Assignment
From the first line to the last, write out the records below exactly as they appear.

Stored records:
────────────────────────────────────────

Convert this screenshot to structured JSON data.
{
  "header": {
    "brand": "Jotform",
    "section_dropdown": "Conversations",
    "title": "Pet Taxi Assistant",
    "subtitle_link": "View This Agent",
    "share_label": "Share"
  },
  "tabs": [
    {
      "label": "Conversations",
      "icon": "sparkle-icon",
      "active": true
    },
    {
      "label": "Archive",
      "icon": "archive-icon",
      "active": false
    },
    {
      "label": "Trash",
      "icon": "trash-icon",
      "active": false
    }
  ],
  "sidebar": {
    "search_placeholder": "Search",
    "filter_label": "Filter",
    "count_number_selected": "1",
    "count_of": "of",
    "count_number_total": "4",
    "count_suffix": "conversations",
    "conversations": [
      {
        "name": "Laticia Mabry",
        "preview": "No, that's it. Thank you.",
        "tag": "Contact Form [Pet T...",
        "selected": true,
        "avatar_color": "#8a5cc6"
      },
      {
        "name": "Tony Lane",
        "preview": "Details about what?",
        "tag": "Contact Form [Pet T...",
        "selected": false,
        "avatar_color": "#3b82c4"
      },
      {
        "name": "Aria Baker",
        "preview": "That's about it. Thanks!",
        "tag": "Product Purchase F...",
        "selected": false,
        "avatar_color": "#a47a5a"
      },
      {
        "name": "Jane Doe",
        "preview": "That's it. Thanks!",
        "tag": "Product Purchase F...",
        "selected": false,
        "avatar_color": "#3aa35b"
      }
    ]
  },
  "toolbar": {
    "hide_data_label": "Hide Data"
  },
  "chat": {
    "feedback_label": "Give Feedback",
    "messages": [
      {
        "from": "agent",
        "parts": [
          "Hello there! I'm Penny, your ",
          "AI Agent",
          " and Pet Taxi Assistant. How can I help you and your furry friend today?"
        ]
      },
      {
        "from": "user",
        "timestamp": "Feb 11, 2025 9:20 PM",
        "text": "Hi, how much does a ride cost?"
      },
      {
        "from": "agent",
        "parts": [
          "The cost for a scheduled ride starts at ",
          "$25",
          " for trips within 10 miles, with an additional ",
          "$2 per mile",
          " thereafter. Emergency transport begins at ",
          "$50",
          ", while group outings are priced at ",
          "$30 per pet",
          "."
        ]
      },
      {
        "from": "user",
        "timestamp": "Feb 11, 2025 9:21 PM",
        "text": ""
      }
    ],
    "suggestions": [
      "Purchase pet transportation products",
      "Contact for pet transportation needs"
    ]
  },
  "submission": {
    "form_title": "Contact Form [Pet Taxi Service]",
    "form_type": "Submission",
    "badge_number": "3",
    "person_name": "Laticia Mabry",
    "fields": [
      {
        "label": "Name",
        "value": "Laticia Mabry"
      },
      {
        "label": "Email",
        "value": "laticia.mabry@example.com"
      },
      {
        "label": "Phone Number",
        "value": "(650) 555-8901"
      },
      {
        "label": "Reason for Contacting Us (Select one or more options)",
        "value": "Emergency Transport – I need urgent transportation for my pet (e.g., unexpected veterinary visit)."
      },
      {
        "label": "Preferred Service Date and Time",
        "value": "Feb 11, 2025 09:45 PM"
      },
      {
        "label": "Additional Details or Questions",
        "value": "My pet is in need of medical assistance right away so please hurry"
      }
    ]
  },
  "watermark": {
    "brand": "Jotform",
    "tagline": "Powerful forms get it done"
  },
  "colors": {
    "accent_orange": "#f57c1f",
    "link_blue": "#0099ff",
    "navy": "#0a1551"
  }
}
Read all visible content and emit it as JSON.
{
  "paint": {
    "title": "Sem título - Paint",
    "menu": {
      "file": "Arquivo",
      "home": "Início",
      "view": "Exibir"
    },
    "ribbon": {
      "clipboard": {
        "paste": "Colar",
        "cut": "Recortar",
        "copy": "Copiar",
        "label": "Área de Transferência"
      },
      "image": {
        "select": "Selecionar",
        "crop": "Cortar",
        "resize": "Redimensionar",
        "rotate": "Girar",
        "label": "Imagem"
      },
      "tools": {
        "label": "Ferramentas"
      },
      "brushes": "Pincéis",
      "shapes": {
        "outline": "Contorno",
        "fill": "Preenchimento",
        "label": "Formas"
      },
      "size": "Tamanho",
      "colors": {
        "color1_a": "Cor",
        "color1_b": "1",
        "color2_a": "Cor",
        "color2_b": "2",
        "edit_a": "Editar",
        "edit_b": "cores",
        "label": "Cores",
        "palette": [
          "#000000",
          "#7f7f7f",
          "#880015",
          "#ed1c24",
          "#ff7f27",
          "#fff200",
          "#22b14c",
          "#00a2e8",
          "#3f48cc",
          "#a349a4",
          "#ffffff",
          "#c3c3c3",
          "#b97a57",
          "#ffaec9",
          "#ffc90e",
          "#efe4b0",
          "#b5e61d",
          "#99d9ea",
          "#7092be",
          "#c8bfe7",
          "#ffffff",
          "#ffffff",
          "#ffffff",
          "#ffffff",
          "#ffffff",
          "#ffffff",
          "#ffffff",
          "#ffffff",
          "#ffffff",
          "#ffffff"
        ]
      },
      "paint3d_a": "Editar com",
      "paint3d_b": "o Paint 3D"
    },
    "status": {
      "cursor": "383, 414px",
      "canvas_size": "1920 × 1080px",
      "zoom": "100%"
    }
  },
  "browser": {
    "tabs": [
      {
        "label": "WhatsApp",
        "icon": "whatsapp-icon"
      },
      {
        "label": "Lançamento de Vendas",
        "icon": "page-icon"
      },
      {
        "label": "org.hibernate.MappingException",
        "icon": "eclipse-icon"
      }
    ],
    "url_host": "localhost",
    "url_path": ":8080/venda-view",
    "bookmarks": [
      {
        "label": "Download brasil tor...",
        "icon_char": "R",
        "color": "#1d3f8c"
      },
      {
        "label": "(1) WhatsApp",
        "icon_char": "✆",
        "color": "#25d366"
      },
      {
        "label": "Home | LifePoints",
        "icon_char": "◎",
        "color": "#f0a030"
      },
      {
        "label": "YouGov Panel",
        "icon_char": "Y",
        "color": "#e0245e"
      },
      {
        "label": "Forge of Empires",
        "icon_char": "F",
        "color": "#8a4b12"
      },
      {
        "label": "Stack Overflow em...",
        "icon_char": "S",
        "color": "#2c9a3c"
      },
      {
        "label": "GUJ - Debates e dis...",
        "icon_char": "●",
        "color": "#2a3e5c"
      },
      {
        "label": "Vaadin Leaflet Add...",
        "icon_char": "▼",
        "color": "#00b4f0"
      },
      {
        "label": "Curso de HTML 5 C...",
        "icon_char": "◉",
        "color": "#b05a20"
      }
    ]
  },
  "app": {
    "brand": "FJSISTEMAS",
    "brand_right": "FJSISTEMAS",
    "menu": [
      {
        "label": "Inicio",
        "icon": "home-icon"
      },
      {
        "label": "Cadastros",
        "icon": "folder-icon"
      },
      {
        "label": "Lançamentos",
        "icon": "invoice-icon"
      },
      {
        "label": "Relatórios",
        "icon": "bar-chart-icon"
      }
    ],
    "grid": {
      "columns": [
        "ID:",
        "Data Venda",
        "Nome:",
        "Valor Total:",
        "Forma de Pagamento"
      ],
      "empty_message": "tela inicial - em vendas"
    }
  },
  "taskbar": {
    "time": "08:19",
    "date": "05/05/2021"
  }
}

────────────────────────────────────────

Problem solution
Convert this screenshot to structured JSON data.
{
  "header": {
    "brand": "Jotform",
    "section_dropdown": "Conversations",
    "title": "Pet Taxi Assistant",
    "subtitle_link": "View This Agent",
    "share_label": "Share"
  },
  "tabs": [
    {
      "label": "Conversations",
      "icon": "sparkle-icon",
      "active": true
    },
    {
      "label": "Archive",
      "icon": "archive-icon",
      "active": false
    },
    {
      "label": "Trash",
      "icon": "trash-icon",
      "active": false
    }
  ],
  "sidebar": {
    "search_placeholder": "Search",
    "filter_label": "Filter",
    "count_number_selected": "1",
    "count_of": "of",
    "count_number_total": "4",
    "count_suffix": "conversations",
    "conversations": [
      {
        "name": "Laticia Mabry",
        "preview": "No, that's it. Thank you.",
        "tag": "Contact Form [Pet T...",
        "selected": true,
        "avatar_color": "#8a5cc6"
      },
      {
        "name": "Tony Lane",
        "preview": "Details about what?",
        "tag": "Contact Form [Pet T...",
        "selected": false,
        "avatar_color": "#3b82c4"
      },
      {
        "name": "Aria Baker",
        "preview": "That's about it. Thanks!",
        "tag": "Product Purchase F...",
        "selected": false,
        "avatar_color": "#a47a5a"
      },
      {
        "name": "Jane Doe",
        "preview": "That's it. Thanks!",
        "tag": "Product Purchase F...",
        "selected": false,
        "avatar_color": "#3aa35b"
      }
    ]
  },
  "toolbar": {
    "hide_data_label": "Hide Data"
  },
  "chat": {
    "feedback_label": "Give Feedback",
    "messages": [
      {
        "from": "agent",
        "parts": [
          "Hello there! I'm Penny, your ",
          "AI Agent",
          " and Pet Taxi Assistant. How can I help you and your furry friend today?"
        ]
      },
      {
        "from": "user",
        "timestamp": "Feb 11, 2025 9:20 PM",
        "text": "Hi, how much does a ride cost?"
      },
      {
        "from": "agent",
        "parts": [
          "The cost for a scheduled ride starts at ",
          "$25",
          " for trips within 10 miles, with an additional ",
          "$2 per mile",
          " thereafter. Emergency transport begins at ",
          "$50",
          ", while group outings are priced at ",
          "$30 per pet",
          "."
        ]
      },
      {
        "from": "user",
        "timestamp": "Feb 11, 2025 9:21 PM",
        "text": ""
      }
    ],
    "suggestions": [
      "Purchase pet transportation products",
      "Contact for pet transportation needs"
    ]
  },
  "submission": {
    "form_title": "Contact Form [Pet Taxi Service]",
    "form_type": "Submission",
    "badge_number": "3",
    "person_name": "Laticia Mabry",
    "fields": [
      {
        "label": "Name",
        "value": "Laticia Mabry"
      },
      {
        "label": "Email",
        "value": "laticia.mabry@example.com"
      },
      {
        "label": "Phone Number",
        "value": "(650) 555-8901"
      },
      {
        "label": "Reason for Contacting Us (Select one or more options)",
        "value": "Emergency Transport – I need urgent transportation for my pet (e.g., unexpected veterinary visit)."
      },
      {
        "label": "Preferred Service Date and Time",
        "value": "Feb 11, 2025 09:45 PM"
      },
      {
        "label": "Additional Details or Questions",
        "value": "My pet is in need of medical assistance right away so please hurry"
      }
    ]
  },
  "watermark": {
    "brand": "Jotform",
    "tagline": "Powerful forms get it done"
  },
  "colors": {
    "accent_orange": "#f57c1f",
    "link_blue": "#0099ff",
    "navy": "#0a1551"
  }
}
Read all visible content and emit it as JSON.
{
  "paint": {
    "title": "Sem título - Paint",
    "menu": {
      "file": "Arquivo",
      "home": "Início",
      "view": "Exibir"
    },
    "ribbon": {
      "clipboard": {
        "paste": "Colar",
        "cut": "Recortar",
        "copy": "Copiar",
        "label": "Área de Transferência"
      },
      "image": {
        "select": "Selecionar",
        "crop": "Cortar",
        "resize": "Redimensionar",
        "rotate": "Girar",
        "label": "Imagem"
      },
      "tools": {
        "label": "Ferramentas"
      },
      "brushes": "Pincéis",
      "shapes": {
        "outline": "Contorno",
        "fill": "Preenchimento",
        "label": "Formas"
      },
      "size": "Tamanho",
      "colors": {
        "color1_a": "Cor",
        "color1_b": "1",
        "color2_a": "Cor",
        "color2_b": "2",
        "edit_a": "Editar",
        "edit_b": "cores",
        "label": "Cores",
        "palette": [
          "#000000",
          "#7f7f7f",
          "#880015",
          "#ed1c24",
          "#ff7f27",
          "#fff200",
          "#22b14c",
          "#00a2e8",
          "#3f48cc",
          "#a349a4",
          "#ffffff",
          "#c3c3c3",
          "#b97a57",
          "#ffaec9",
          "#ffc90e",
          "#efe4b0",
          "#b5e61d",
          "#99d9ea",
          "#7092be",
          "#c8bfe7",
          "#ffffff",
          "#ffffff",
          "#ffffff",
          "#ffffff",
          "#ffffff",
          "#ffffff",
          "#ffffff",
          "#ffffff",
          "#ffffff",
          "#ffffff"
        ]
      },
      "paint3d_a": "Editar com",
      "paint3d_b": "o Paint 3D"
    },
    "status": {
      "cursor": "383, 414px",
      "canvas_size": "1920 × 1080px",
      "zoom": "100%"
    }
  },
  "browser": {
    "tabs": [
      {
        "label": "WhatsApp",
        "icon": "whatsapp-icon"
      },
      {
        "label": "Lançamento de Vendas",
        "icon": "page-icon"
      },
      {
        "label": "org.hibernate.MappingException",
        "icon": "eclipse-icon"
      }
    ],
    "url_host": "localhost",
    "url_path": ":8080/venda-view",
    "bookmarks": [
      {
        "label": "Download brasil tor...",
        "icon_char": "R",
        "color": "#1d3f8c"
      },
      {
        "label": "(1) WhatsApp",
        "icon_char": "✆",
        "color": "#25d366"
      },
      {
        "label": "Home | LifePoints",
        "icon_char": "◎",
        "color": "#f0a030"
      },
      {
        "label": "YouGov Panel",
        "icon_char": "Y",
        "color": "#e0245e"
      },
      {
        "label": "Forge of Empires",
        "icon_char": "F",
        "color": "#8a4b12"
      },
      {
        "label": "Stack Overflow em...",
        "icon_char": "S",
        "color": "#2c9a3c"
      },
      {
        "label": "GUJ - Debates e dis...",
        "icon_char": "●",
        "color": "#2a3e5c"
      },
      {
        "label": "Vaadin Leaflet Add...",
        "icon_char": "▼",
        "color": "#00b4f0"
      },
      {
        "label": "Curso de HTML 5 C...",
        "icon_char": "◉",
        "color": "#b05a20"
      }
    ]
  },
  "app": {
    "brand": "FJSISTEMAS",
    "brand_right": "FJSISTEMAS",
    "menu": [
      {
        "label": "Inicio",
        "icon": "home-icon"
      },
      {
        "label": "Cadastros",
        "icon": "folder-icon"
      },
      {
        "label": "Lançamentos",
        "icon": "invoice-icon"
      },
      {
        "label": "Relatórios",
        "icon": "bar-chart-icon"
      }
    ],
    "grid": {
      "columns": [
        "ID:",
        "Data Venda",
        "Nome:",
        "Valor Total:",
        "Forma de Pagamento"
      ],
      "empty_message": "tela inicial - em vendas"
    }
  },
  "taskbar": {
    "time": "08:19",
    "date": "05/05/2021"
  }
}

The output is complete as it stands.